Lukas Foss: Baroque Variation, “Phorion” (New York Philharmonic Orchestra; Leonard Bernstein, cond.)
Foss was music director and conductor of the Buffalo Philharmonic between 1963 and 1970, the Brooklyn Philharmonic in 1971, and the conductor of the Kol Israel Orchestra of Jerusalem, and became a professor at Boston University in 1991. Throughout, Foss presented concerts of new music and discussions with composers. Foss worked intensely on electronic techniques, exploring tape compositions and hypnotic repetitions in the minimalist style. In the 1980s and 90s, “Foss revisited the neo-classicism and Americana of his first period, composing again in traditional instrumental and choral genres but not forgetting the experimental techniques of his second period.” He attempted “to be as crazy as I was in my avant-garde music and yet tonal.”
A scholar writes, “In his later works Foss presents music that is frank in sentiment, imaginative in an almost pictorial way, and yet refined and witty in execution.” Foss once said that “I start from scratch with every work. It is as if I’ve never composed before.” And he continues, “An artist who knows what he wants to do never said, ‘I want to express myself.’ He wants to do what he loves. Initially, that may mean imitation, but one day, it is like a door opening, and a new thought comes in. Why not try this instead? Suddenly he is doing something original, almost in spite of himself.

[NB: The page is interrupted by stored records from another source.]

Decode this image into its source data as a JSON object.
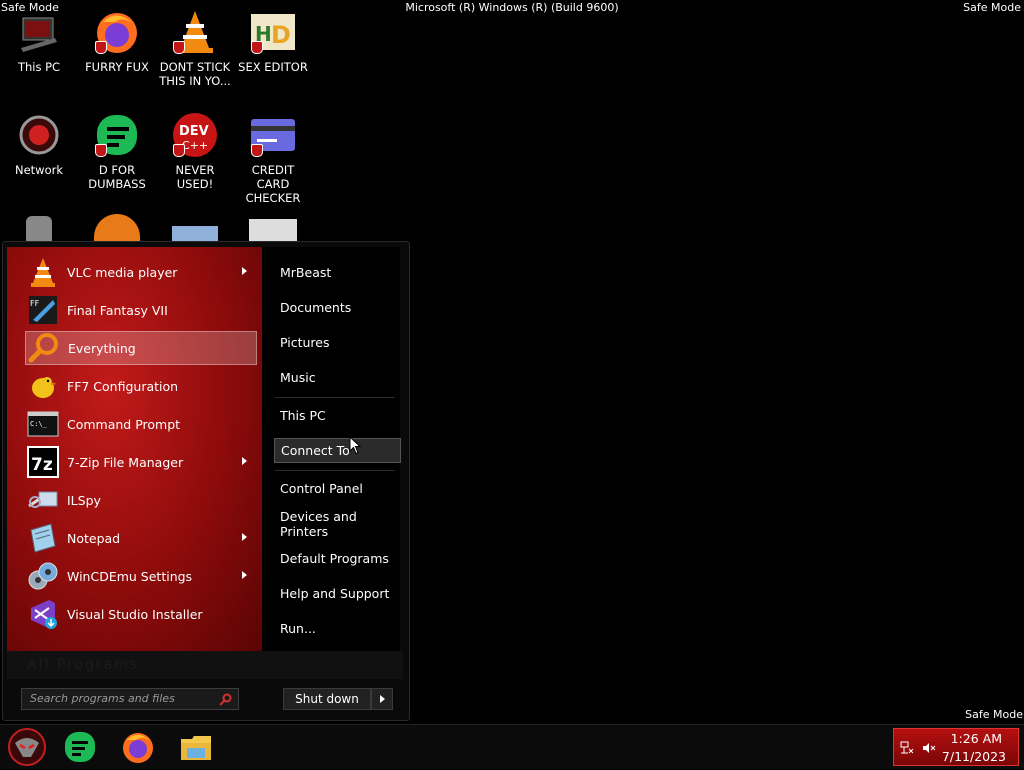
{
  "watermarks": {
    "top_left": "Safe Mode",
    "top_right": "Safe Mode",
    "bottom_right": "Safe Mode",
    "center": "Microsoft (R) Windows (R) (Build 9600)"
  },
  "desktop_icons": [
    {
      "label": "This PC",
      "icon": "computer-icon"
    },
    {
      "label": "FURRY FUX",
      "icon": "firefox-icon"
    },
    {
      "label": "DONT STICK THIS IN YO...",
      "icon": "vlc-cone-icon"
    },
    {
      "label": "SEX EDITOR",
      "icon": "hxd-icon"
    },
    {
      "label": "Network",
      "icon": "network-icon"
    },
    {
      "label": "D FOR DUMBASS",
      "icon": "discord-icon"
    },
    {
      "label": "NEVER USED!",
      "icon": "devcpp-icon"
    },
    {
      "label": "CREDIT CARD CHECKER",
      "icon": "credit-card-icon"
    }
  ],
  "start_menu": {
    "programs": [
      {
        "label": "VLC media player",
        "icon": "vlc-icon",
        "has_submenu": true
      },
      {
        "label": "Final Fantasy VII",
        "icon": "ff7-icon",
        "has_submenu": false
      },
      {
        "label": "Everything",
        "icon": "everything-search-icon",
        "has_submenu": false,
        "selected": true
      },
      {
        "label": "FF7 Configuration",
        "icon": "chocobo-icon",
        "has_submenu": false
      },
      {
        "label": "Command Prompt",
        "icon": "cmd-icon",
        "has_submenu": false
      },
      {
        "label": "7-Zip File Manager",
        "icon": "7zip-icon",
        "has_submenu": true
      },
      {
        "label": "ILSpy",
        "icon": "ilspy-icon",
        "has_submenu": false
      },
      {
        "label": "Notepad",
        "icon": "notepad-icon",
        "has_submenu": true
      },
      {
        "label": "WinCDEmu Settings",
        "icon": "wincdemu-icon",
        "has_submenu": true
      },
      {
        "label": "Visual Studio Installer",
        "icon": "vs-installer-icon",
        "has_submenu": false
      }
    ],
    "places": [
      {
        "label": "MrBeast"
      },
      {
        "label": "Documents"
      },
      {
        "label": "Pictures"
      },
      {
        "label": "Music"
      },
      {
        "label": "This PC"
      },
      {
        "label": "Connect To",
        "hovered": true
      },
      {
        "label": "Control Panel"
      },
      {
        "label": "Devices and Printers"
      },
      {
        "label": "Default Programs"
      },
      {
        "label": "Help and Support"
      },
      {
        "label": "Run..."
      }
    ],
    "all_programs": "All Programs",
    "search_placeholder": "Search programs and files",
    "shutdown_label": "Shut down"
  },
  "taskbar": {
    "pinned": [
      "start-orb-icon",
      "discord-icon",
      "firefox-icon",
      "file-explorer-icon"
    ],
    "clock_time": "1:26 AM",
    "clock_date": "7/11/2023"
  },
  "colors": {
    "accent_red": "#b51010",
    "background": "#000000"
  }
}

Even at this point, he does not give up being influenced by what he loves, by the music that has made him a musician. Rather, he uses it in the light of his recent discovery. He makes it his own.”
For more of the best in classical music, sign up to our E-Newsletter
Lukas Foss: American Landscapes (Sharon Isbin, guitar; Saint Paul Chamber Orchestra; Hugh Wolff, cond.)